* What you are asked to do *
Each line of the material is to be written out exactly.

___ Material provided

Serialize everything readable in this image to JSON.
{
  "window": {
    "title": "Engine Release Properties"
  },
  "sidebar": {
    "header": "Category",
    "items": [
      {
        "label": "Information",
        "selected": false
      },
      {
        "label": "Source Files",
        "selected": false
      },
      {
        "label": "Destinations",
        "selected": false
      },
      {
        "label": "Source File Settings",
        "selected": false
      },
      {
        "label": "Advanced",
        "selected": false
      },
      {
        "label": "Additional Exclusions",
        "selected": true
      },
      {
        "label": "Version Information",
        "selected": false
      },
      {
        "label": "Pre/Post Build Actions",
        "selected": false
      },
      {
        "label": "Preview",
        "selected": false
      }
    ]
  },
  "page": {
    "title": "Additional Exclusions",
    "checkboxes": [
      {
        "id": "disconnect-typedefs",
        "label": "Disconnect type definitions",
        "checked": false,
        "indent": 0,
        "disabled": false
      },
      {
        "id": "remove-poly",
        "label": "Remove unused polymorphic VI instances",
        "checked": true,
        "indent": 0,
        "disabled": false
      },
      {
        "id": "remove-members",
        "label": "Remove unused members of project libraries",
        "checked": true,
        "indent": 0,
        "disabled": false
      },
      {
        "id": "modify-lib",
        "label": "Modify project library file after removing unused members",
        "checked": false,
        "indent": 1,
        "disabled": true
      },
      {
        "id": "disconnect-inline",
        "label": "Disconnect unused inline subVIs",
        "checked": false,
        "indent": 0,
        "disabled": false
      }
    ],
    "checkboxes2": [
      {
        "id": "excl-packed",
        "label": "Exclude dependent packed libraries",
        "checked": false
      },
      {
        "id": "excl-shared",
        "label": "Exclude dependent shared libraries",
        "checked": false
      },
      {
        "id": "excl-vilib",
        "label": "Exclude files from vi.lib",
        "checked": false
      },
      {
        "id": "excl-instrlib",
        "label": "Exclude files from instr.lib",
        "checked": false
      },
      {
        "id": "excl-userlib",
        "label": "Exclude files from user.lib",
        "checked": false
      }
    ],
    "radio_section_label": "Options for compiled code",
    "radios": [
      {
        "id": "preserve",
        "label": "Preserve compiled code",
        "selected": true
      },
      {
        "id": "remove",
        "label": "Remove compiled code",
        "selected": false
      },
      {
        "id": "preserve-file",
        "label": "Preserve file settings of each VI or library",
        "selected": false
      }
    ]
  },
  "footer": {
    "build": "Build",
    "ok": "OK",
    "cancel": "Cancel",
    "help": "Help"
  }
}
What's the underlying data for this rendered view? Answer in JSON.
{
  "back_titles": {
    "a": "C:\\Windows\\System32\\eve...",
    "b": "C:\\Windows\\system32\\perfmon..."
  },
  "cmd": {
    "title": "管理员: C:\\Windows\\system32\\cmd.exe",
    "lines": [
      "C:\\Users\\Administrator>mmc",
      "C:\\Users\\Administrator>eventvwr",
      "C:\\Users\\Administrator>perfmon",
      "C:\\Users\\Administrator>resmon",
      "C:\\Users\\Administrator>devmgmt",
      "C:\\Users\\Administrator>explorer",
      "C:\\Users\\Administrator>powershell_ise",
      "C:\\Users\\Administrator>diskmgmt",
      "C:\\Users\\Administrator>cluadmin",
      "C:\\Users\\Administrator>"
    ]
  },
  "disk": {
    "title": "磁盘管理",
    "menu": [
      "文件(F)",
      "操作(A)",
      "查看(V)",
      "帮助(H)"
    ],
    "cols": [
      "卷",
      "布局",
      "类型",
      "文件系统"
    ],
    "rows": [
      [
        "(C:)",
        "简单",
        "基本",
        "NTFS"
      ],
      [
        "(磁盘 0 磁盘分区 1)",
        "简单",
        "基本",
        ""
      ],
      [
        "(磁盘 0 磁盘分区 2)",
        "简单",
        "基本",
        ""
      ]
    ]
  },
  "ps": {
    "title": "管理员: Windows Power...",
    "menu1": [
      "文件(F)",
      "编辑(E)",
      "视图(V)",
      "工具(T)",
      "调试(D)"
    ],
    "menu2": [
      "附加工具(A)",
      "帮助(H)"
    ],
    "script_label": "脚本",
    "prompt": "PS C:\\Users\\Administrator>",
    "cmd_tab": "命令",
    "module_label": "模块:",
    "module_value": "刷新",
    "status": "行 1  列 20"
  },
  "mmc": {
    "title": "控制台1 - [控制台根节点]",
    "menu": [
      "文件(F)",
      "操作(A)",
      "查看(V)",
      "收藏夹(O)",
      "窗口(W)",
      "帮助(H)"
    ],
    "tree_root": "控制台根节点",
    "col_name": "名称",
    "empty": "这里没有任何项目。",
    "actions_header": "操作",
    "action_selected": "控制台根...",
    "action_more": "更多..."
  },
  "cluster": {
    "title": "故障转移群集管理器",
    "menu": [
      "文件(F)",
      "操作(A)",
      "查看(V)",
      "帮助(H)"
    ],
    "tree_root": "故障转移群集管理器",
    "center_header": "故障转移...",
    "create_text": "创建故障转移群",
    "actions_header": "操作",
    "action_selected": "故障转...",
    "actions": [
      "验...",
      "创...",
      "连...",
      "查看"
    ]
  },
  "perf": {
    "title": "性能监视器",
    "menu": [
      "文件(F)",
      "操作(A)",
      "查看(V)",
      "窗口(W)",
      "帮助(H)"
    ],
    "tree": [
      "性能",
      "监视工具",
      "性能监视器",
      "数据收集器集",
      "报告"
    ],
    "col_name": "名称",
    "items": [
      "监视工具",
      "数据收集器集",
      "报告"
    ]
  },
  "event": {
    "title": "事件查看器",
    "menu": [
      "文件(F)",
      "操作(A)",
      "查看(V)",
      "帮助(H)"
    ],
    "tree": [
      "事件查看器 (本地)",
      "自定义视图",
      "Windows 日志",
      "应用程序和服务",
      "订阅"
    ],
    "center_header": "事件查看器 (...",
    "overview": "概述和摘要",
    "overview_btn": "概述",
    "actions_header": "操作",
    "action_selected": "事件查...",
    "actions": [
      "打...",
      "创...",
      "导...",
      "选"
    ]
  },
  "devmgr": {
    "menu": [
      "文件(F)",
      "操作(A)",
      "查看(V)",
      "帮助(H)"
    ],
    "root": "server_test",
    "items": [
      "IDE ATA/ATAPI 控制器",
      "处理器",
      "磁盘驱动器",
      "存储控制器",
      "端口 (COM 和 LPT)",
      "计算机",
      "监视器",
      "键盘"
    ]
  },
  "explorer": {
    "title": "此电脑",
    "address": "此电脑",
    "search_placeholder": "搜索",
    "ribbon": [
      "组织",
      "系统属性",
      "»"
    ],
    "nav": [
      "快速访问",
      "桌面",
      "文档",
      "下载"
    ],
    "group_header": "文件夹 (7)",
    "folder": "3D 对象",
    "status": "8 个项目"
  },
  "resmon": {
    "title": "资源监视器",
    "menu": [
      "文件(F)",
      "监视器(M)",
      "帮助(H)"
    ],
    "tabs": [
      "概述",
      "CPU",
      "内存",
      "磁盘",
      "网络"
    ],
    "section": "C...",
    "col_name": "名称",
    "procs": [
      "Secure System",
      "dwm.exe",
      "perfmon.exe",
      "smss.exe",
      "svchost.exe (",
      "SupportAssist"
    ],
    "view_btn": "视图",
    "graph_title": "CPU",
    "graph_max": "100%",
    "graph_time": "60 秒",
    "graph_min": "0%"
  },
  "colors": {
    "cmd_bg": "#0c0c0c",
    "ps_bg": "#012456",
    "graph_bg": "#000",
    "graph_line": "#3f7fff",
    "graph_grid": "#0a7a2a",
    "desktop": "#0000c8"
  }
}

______

* Result of the exercise *
Serialize everything readable in this image to JSON.
{
  "window": {
    "title": "Engine Release Properties"
  },
  "sidebar": {
    "header": "Category",
    "items": [
      {
        "label": "Information",
        "selected": false
      },
      {
        "label": "Source Files",
        "selected": false
      },
      {
        "label": "Destinations",
        "selected": false
      },
      {
        "label": "Source File Settings",
        "selected": false
      },
      {
        "label": "Advanced",
        "selected": false
      },
      {
        "label": "Additional Exclusions",
        "selected": true
      },
      {
        "label": "Version Information",
        "selected": false
      },
      {
        "label": "Pre/Post Build Actions",
        "selected": false
      },
      {
        "label": "Preview",
        "selected": false
      }
    ]
  },
  "page": {
    "title": "Additional Exclusions",
    "checkboxes": [
      {
        "id": "disconnect-typedefs",
        "label": "Disconnect type definitions",
        "checked": false,
        "indent": 0,
        "disabled": false
      },
      {
        "id": "remove-poly",
        "label": "Remove unused polymorphic VI instances",
        "checked": true,
        "indent": 0,
        "disabled": false
      },
      {
        "id": "remove-members",
        "label": "Remove unused members of project libraries",
        "checked": true,
        "indent": 0,
        "disabled": false
      },
      {
        "id": "modify-lib",
        "label": "Modify project library file after removing unused members",
        "checked": false,
        "indent": 1,
        "disabled": true
      },
      {
        "id": "disconnect-inline",
        "label": "Disconnect unused inline subVIs",
        "checked": false,
        "indent": 0,
        "disabled": false
      }
    ],
    "checkboxes2": [
      {
        "id": "excl-packed",
        "label": "Exclude dependent packed libraries",
        "checked": false
      },
      {
        "id": "excl-shared",
        "label": "Exclude dependent shared libraries",
        "checked": false
      },
      {
        "id": "excl-vilib",
        "label": "Exclude files from vi.lib",
        "checked": false
      },
      {
        "id": "excl-instrlib",
        "label": "Exclude files from instr.lib",
        "checked": false
      },
      {
        "id": "excl-userlib",
        "label": "Exclude files from user.lib",
        "checked": false
      }
    ],
    "radio_section_label": "Options for compiled code",
    "radios": [
      {
        "id": "preserve",
        "label": "Preserve compiled code",
        "selected": true
      },
      {
        "id": "remove",
        "label": "Remove compiled code",
        "selected": false
      },
      {
        "id": "preserve-file",
        "label": "Preserve file settings of each VI or library",
        "selected": false
      }
    ]
  },
  "footer": {
    "build": "Build",
    "ok": "OK",
    "cancel": "Cancel",
    "help": "Help"
  }
}
What's the underlying data for this rendered view? Answer in JSON.
{
  "back_titles": {
    "a": "C:\\Windows\\System32\\eve...",
    "b": "C:\\Windows\\system32\\perfmon..."
  },
  "cmd": {
    "title": "管理员: C:\\Windows\\system32\\cmd.exe",
    "lines": [
      "C:\\Users\\Administrator>mmc",
      "C:\\Users\\Administrator>eventvwr",
      "C:\\Users\\Administrator>perfmon",
      "C:\\Users\\Administrator>resmon",
      "C:\\Users\\Administrator>devmgmt",
      "C:\\Users\\Administrator>explorer",
      "C:\\Users\\Administrator>powershell_ise",
      "C:\\Users\\Administrator>diskmgmt",
      "C:\\Users\\Administrator>cluadmin",
      "C:\\Users\\Administrator>"
    ]
  },
  "disk": {
    "title": "磁盘管理",
    "menu": [
      "文件(F)",
      "操作(A)",
      "查看(V)",
      "帮助(H)"
    ],
    "cols": [
      "卷",
      "布局",
      "类型",
      "文件系统"
    ],
    "rows": [
      [
        "(C:)",
        "简单",
        "基本",
        "NTFS"
      ],
      [
        "(磁盘 0 磁盘分区 1)",
        "简单",
        "基本",
        ""
      ],
      [
        "(磁盘 0 磁盘分区 2)",
        "简单",
        "基本",
        ""
      ]
    ]
  },
  "ps": {
    "title": "管理员: Windows Power...",
    "menu1": [
      "文件(F)",
      "编辑(E)",
      "视图(V)",
      "工具(T)",
      "调试(D)"
    ],
    "menu2": [
      "附加工具(A)",
      "帮助(H)"
    ],
    "script_label": "脚本",
    "prompt": "PS C:\\Users\\Administrator>",
    "cmd_tab": "命令",
    "module_label": "模块:",
    "module_value": "刷新",
    "status": "行 1  列 20"
  },
  "mmc": {
    "title": "控制台1 - [控制台根节点]",
    "menu": [
      "文件(F)",
      "操作(A)",
      "查看(V)",
      "收藏夹(O)",
      "窗口(W)",
      "帮助(H)"
    ],
    "tree_root": "控制台根节点",
    "col_name": "名称",
    "empty": "这里没有任何项目。",
    "actions_header": "操作",
    "action_selected": "控制台根...",
    "action_more": "更多..."
  },
  "cluster": {
    "title": "故障转移群集管理器",
    "menu": [
      "文件(F)",
      "操作(A)",
      "查看(V)",
      "帮助(H)"
    ],
    "tree_root": "故障转移群集管理器",
    "center_header": "故障转移...",
    "create_text": "创建故障转移群",
    "actions_header": "操作",
    "action_selected": "故障转...",
    "actions": [
      "验...",
      "创...",
      "连...",
      "查看"
    ]
  },
  "perf": {
    "title": "性能监视器",
    "menu": [
      "文件(F)",
      "操作(A)",
      "查看(V)",
      "窗口(W)",
      "帮助(H)"
    ],
    "tree": [
      "性能",
      "监视工具",
      "性能监视器",
      "数据收集器集",
      "报告"
    ],
    "col_name": "名称",
    "items": [
      "监视工具",
      "数据收集器集",
      "报告"
    ]
  },
  "event": {
    "title": "事件查看器",
    "menu": [
      "文件(F)",
      "操作(A)",
      "查看(V)",
      "帮助(H)"
    ],
    "tree": [
      "事件查看器 (本地)",
      "自定义视图",
      "Windows 日志",
      "应用程序和服务",
      "订阅"
    ],
    "center_header": "事件查看器 (...",
    "overview": "概述和摘要",
    "overview_btn": "概述",
    "actions_header": "操作",
    "action_selected": "事件查...",
    "actions": [
      "打...",
      "创...",
      "导...",
      "选"
    ]
  },
  "devmgr": {
    "menu": [
      "文件(F)",
      "操作(A)",
      "查看(V)",
      "帮助(H)"
    ],
    "root": "server_test",
    "items": [
      "IDE ATA/ATAPI 控制器",
      "处理器",
      "磁盘驱动器",
      "存储控制器",
      "端口 (COM 和 LPT)",
      "计算机",
      "监视器",
      "键盘"
    ]
  },
  "explorer": {
    "title": "此电脑",
    "address": "此电脑",
    "search_placeholder": "搜索",
    "ribbon": [
      "组织",
      "系统属性",
      "»"
    ],
    "nav": [
      "快速访问",
      "桌面",
      "文档",
      "下载"
    ],
    "group_header": "文件夹 (7)",
    "folder": "3D 对象",
    "status": "8 个项目"
  },
  "resmon": {
    "title": "资源监视器",
    "menu": [
      "文件(F)",
      "监视器(M)",
      "帮助(H)"
    ],
    "tabs": [
      "概述",
      "CPU",
      "内存",
      "磁盘",
      "网络"
    ],
    "section": "C...",
    "col_name": "名称",
    "procs": [
      "Secure System",
      "dwm.exe",
      "perfmon.exe",
      "smss.exe",
      "svchost.exe (",
      "SupportAssist"
    ],
    "view_btn": "视图",
    "graph_title": "CPU",
    "graph_max": "100%",
    "graph_time": "60 秒",
    "graph_min": "0%"
  },
  "colors": {
    "cmd_bg": "#0c0c0c",
    "ps_bg": "#012456",
    "graph_bg": "#000",
    "graph_line": "#3f7fff",
    "graph_grid": "#0a7a2a",
    "desktop": "#0000c8"
  }
}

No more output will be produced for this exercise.